The developer also has a leaseback program, separate from the above offers.
Bozovic said one- and two-year leasebacks can be appealing, “but who knows what the market will look like in two years. Will the buyer be able to rent the unit at an open-market rate that pays a similar return? I don’t think anyone can answer that with confidence,” she added.
Kavana declined to provide a figure for the inventory of remaining units, but said it is “quite low” and that he is working on selling out the building to then launch sales of the second tower.
“Once we’re out of the special situation created by the pandemic, things will go back to normal,” Kavana said.
At Natiivo Miami, a mixed-use residential, hotel, short-term rental, and office condo project, the developer is offering interest on deposits, honoring pre-Covid foreign exchange rates, and offering to cover the cost of travel if a prospective buyer makes a purchase. Natiivo will pay up to 5 percent interest on up to 50 percent of buyers’ deposits, depending on the unit size. The developer is also offering to cover up to $1,500 in travel costs if buyers make a purchase after visiting the sales center.
Keith Menin, leading Sixth Street Miami Partners, an entity of the Galbut family office, is developing the project. Natiivo will have 448 units for sale starting in the mid $300,000s and 240 hotel units in downtown Miami. Cervera Real Estate is handling sales of the residential component. It’s more than 50 percent sold, said Jesse Ottley, president of development sales for Cervera.
Honoring the pre-pandemic exchange rate helps foreign buyers, a major buyer pool in South Florida, to “get over that mental hurdle,” and demonstrates that the developer is willing to talk, said Alicia Cervera Lamadrid, managing partner and principal of Cervera.
The discount can amount to about 5 percent off the total purchase price.

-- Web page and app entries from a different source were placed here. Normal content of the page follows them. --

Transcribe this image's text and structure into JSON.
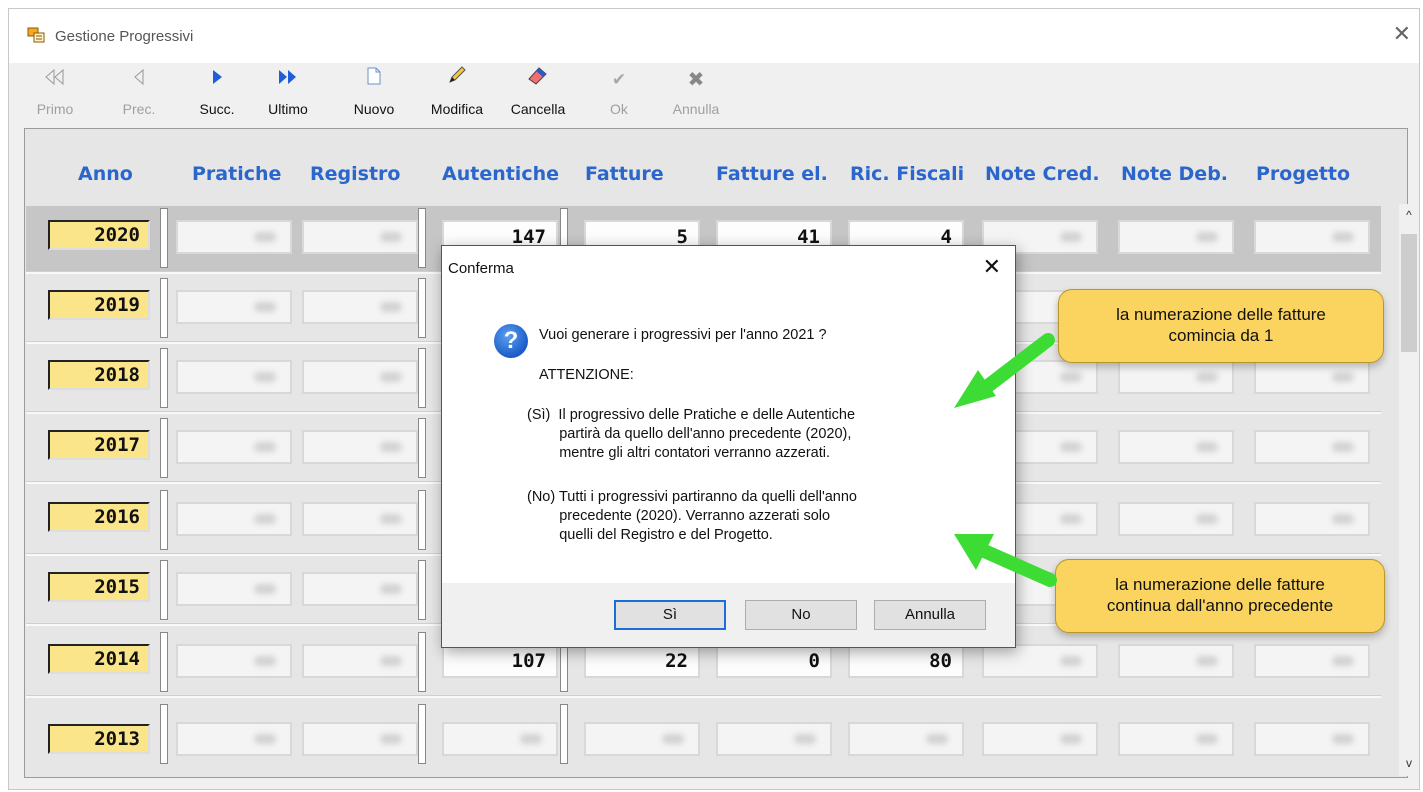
{
  "window": {
    "title": "Gestione Progressivi",
    "close": "✕"
  },
  "toolbar": [
    {
      "label": "Primo",
      "icon": "first-icon",
      "enabled": false
    },
    {
      "label": "Prec.",
      "icon": "prev-icon",
      "enabled": false
    },
    {
      "label": "Succ.",
      "icon": "next-icon",
      "enabled": true
    },
    {
      "label": "Ultimo",
      "icon": "last-icon",
      "enabled": true
    },
    {
      "label": "Nuovo",
      "icon": "new-icon",
      "enabled": true
    },
    {
      "label": "Modifica",
      "icon": "edit-icon",
      "enabled": true
    },
    {
      "label": "Cancella",
      "icon": "delete-icon",
      "enabled": true
    },
    {
      "label": "Ok",
      "icon": "check-icon",
      "enabled": false
    },
    {
      "label": "Annulla",
      "icon": "cancel-icon",
      "enabled": false
    }
  ],
  "grid": {
    "headers": [
      "Anno",
      "Pratiche",
      "Registro",
      "Autentiche",
      "Fatture",
      "Fatture el.",
      "Ric. Fiscali",
      "Note Cred.",
      "Note Deb.",
      "Progetto"
    ],
    "rows": [
      {
        "year": "2020",
        "autentiche": "147",
        "fatture": "5",
        "fatture_el": "41",
        "ric_fiscali": "4"
      },
      {
        "year": "2019"
      },
      {
        "year": "2018"
      },
      {
        "year": "2017"
      },
      {
        "year": "2016"
      },
      {
        "year": "2015"
      },
      {
        "year": "2014",
        "autentiche": "107",
        "fatture": "22",
        "fatture_el": "0",
        "ric_fiscali": "80"
      },
      {
        "year": "2013"
      }
    ]
  },
  "dialog": {
    "title": "Conferma",
    "close": "✕",
    "question": "Vuoi generare i progressivi per l'anno 2021 ?",
    "attention": "ATTENZIONE:",
    "si_text": "(Sì)  Il progressivo delle Pratiche e delle Autentiche\n        partirà da quello dell'anno precedente (2020),\n        mentre gli altri contatori verranno azzerati.",
    "no_text": "(No) Tutti i progressivi partiranno da quelli dell'anno\n        precedente (2020). Verranno azzerati solo\n        quelli del Registro e del Progetto.",
    "buttons": {
      "yes": "Sì",
      "no": "No",
      "cancel": "Annulla"
    }
  },
  "callouts": {
    "top": "la numerazione delle fatture\ncomincia da 1",
    "bottom": "la numerazione delle fatture\ncontinua dall'anno precedente"
  },
  "colors": {
    "header_blue": "#2a66cc",
    "year_yellow": "#fbe58a",
    "callout": "#fbd45f",
    "arrow": "#3ddc35"
  }
}
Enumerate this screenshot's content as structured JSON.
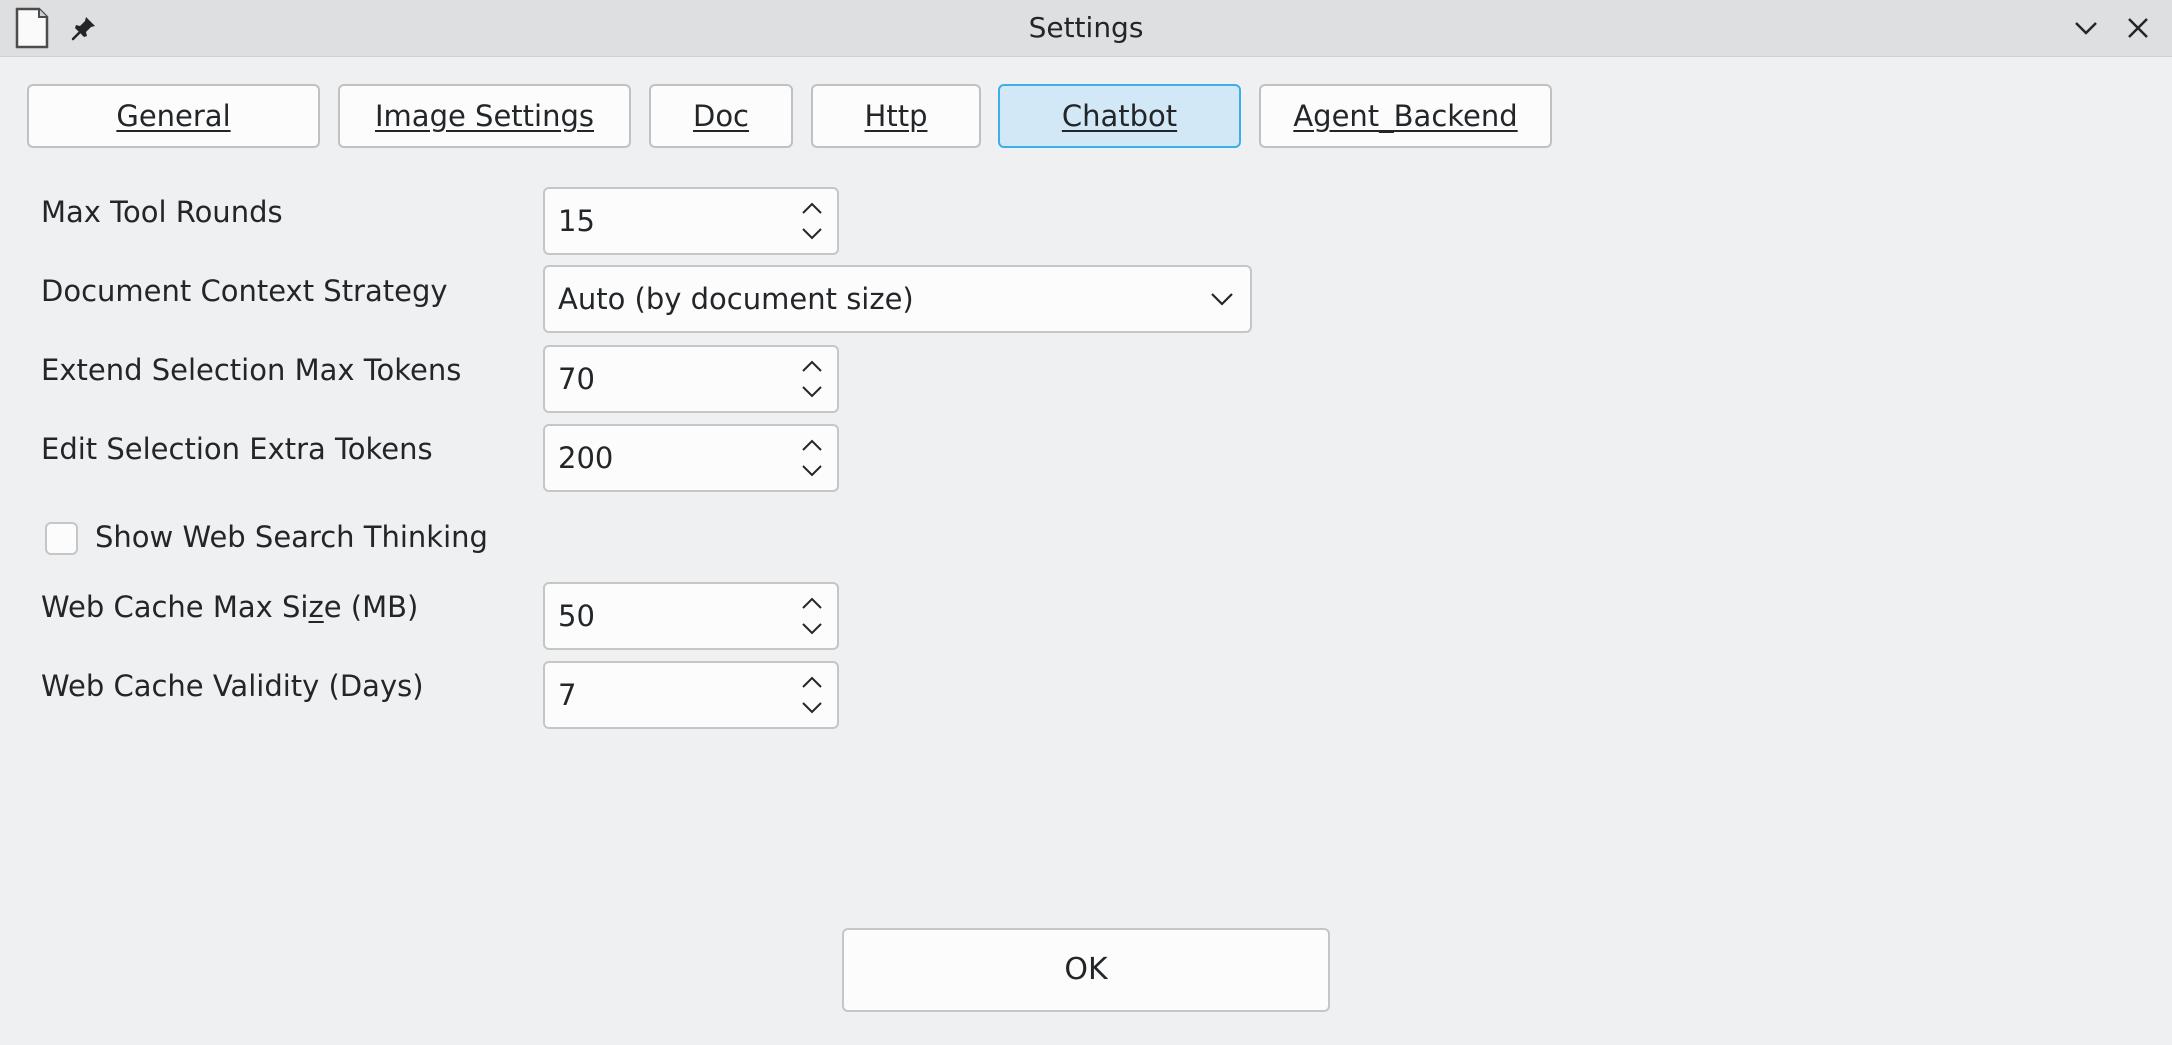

The exchange rate offer is applied only to the initial deposit. Ottley said it’s particularly appealing to buyers in Mexico and Colombia.
Ottley acknowledged that the impact of coronavirus “has been disastrous.”
“We’re trying to give buyers that sense of certainty,” he said. “We see that there’s still demand. As bad as things are perceived to be here, they’re much worse in their own markets.”
Zalewski said that buyers should consider the offers as starting points. “Until there’s a vaccine, it’s a buyer’s market and will continue to be one,” he added. “Anything and everything is negotiable.”
Some developers are upping their offers to agents with commissions as high as 10 percent, hoping they’ll bring clients to their projects.
At Aurora in Sunny Isles Beach, developer Verzasca Group is offering brokers a 7 percent commission, sales director John Warsing confirmed. Most commissions are generally 5 percent to 6 percent. The 61-unit, 17-story building on the west side of Collins Avenue, is 65 percent sold, he said.
The developer started offering the higher commission a few months ago, and extended it with no definitive end date, Warsing said. Brokers have generated about 90 percent of business at Aurora, and traffic and interest in the project has picked up in July and August, he added.
Though Verzasca is not offering any buyer incentives since the project won’t be completed until the third quarter of 2021, Warsing said price reductions are on the table.
“Everyone at this point is open to discounting,” he added.